The granite immediately in contact with the slate, consists of compact felspar, containing particles or crystals of felspar, quartz, and mica, in variable proportions, but the whole generally increasing towards the centre of the mass. So that the granite is changed into a felspar rock or porphyry rock, scarcely ever resembling a well characterised granite; while the slate in contact has received the various names of greywacke, greenstone, clayslate, and killas; but it appears to be a rock sui generis, consisting almost entirely of compact felspar, coloured purple or blue by its intimate union with a dark-coloured micaceous mineral, sometimes seen distinct on the surface of the slate, and from which it appears to derive its lamellar structure. The bases of these two rocks are therefore the same, and at the point of contact it is often difficult to draw a line between them; for the slate passes into white compact felspar by the gradual disappearance of its colouring mineral; and this granite rock, by the more and more additions of felspar, quartz, and mica, reassumes its usual character.
On this view of the subject, it is easy to comprehend why the granite and the slate alternate and mutually pass into each other; and an explanation may also be given of the complicated phenomena of granite veins in slate, when it is assumed that both rocks are not only of contemporaneous origin, but likewise similar in their mineral composition.
Between this mining district and a line drawn east and west across the parish, a little north of the church town, the land is in most places very good; but north of this line, at the extremity of the parish, where it abuts on the sea, the ground is almost entirely uncultivated, affording nothing more than a slight pasturage for sheep.
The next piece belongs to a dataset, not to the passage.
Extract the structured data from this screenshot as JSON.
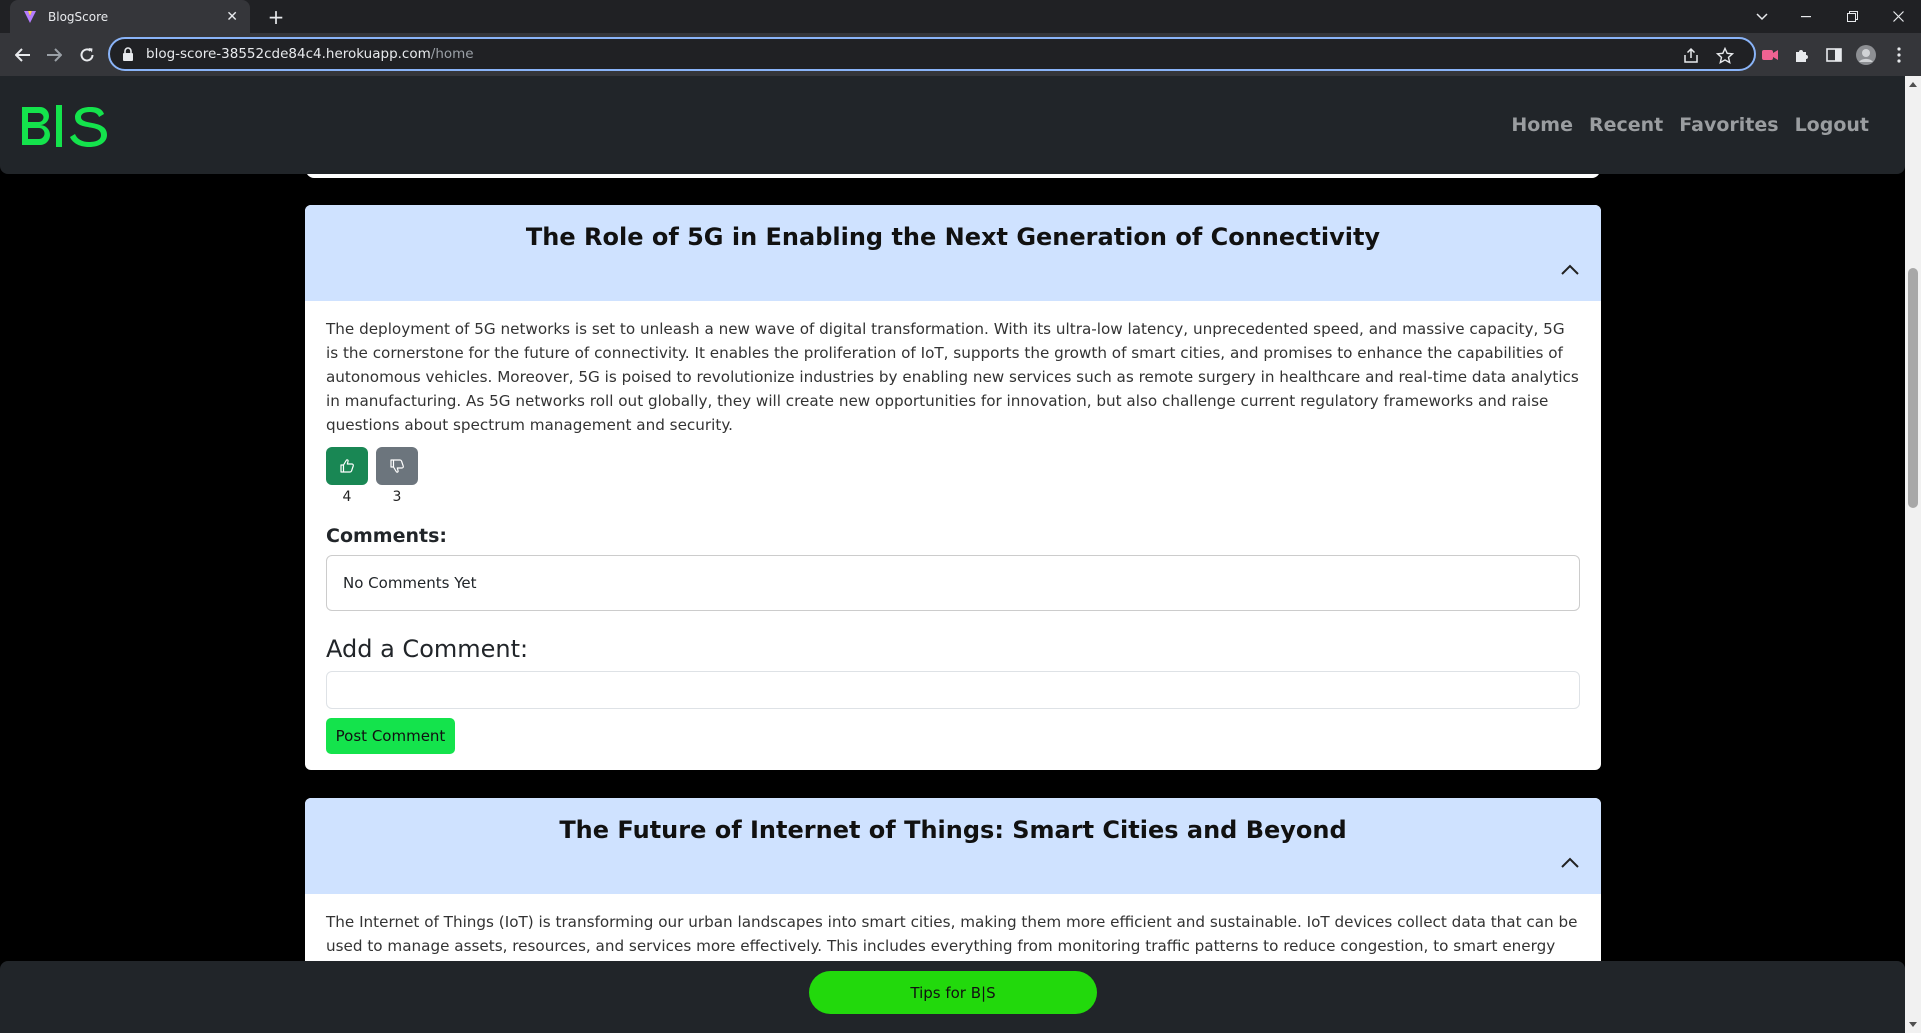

At Godrevy Point there is laid open an interesting section of diluvial deposits: one of the beds, composed of shelly sand and pebbles, is consolidated with sandstone and conglomerate.